Find the string "data" in the material. Copy every line that has it.

************

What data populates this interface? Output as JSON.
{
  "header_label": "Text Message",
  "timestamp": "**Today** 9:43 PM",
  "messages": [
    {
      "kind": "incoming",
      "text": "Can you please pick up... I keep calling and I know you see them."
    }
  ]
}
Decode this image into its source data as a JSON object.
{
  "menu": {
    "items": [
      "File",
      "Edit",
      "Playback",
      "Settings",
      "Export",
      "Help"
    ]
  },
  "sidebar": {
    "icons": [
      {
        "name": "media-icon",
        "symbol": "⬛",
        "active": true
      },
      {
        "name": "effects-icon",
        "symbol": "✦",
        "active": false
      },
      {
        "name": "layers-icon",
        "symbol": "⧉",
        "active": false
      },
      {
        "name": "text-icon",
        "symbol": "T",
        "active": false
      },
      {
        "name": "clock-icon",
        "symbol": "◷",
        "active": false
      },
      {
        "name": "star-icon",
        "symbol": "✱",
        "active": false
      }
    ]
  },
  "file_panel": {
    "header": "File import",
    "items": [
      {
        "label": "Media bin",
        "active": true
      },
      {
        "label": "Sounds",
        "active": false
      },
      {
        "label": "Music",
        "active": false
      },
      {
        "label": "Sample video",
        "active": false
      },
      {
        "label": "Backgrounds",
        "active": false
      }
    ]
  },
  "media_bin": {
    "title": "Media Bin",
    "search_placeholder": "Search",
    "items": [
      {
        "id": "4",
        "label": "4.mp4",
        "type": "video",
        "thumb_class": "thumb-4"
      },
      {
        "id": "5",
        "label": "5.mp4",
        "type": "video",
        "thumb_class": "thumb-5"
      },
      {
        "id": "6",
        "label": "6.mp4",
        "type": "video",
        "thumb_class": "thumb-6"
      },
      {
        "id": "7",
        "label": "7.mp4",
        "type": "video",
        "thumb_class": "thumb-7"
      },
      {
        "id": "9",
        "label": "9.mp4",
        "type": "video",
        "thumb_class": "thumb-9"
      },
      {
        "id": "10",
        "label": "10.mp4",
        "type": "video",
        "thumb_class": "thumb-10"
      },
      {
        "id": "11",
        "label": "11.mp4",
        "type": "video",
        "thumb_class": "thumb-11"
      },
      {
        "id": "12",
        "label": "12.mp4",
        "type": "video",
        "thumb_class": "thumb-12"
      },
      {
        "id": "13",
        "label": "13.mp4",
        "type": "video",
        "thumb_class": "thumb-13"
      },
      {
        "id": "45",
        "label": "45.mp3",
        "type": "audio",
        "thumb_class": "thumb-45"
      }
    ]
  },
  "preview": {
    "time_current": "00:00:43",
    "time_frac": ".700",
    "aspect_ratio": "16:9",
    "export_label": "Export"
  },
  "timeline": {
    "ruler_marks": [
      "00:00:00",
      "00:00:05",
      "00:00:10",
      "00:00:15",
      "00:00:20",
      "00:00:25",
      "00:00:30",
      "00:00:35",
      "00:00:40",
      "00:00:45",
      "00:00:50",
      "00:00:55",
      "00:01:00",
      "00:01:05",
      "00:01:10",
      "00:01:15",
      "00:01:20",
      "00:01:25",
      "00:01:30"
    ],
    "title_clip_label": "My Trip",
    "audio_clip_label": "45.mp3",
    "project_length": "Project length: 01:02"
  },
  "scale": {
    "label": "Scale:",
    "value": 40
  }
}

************

OUTPUT OF THE EXERCISE.
What data populates this interface? Output as JSON.
Decode this image into its source data as a JSON object.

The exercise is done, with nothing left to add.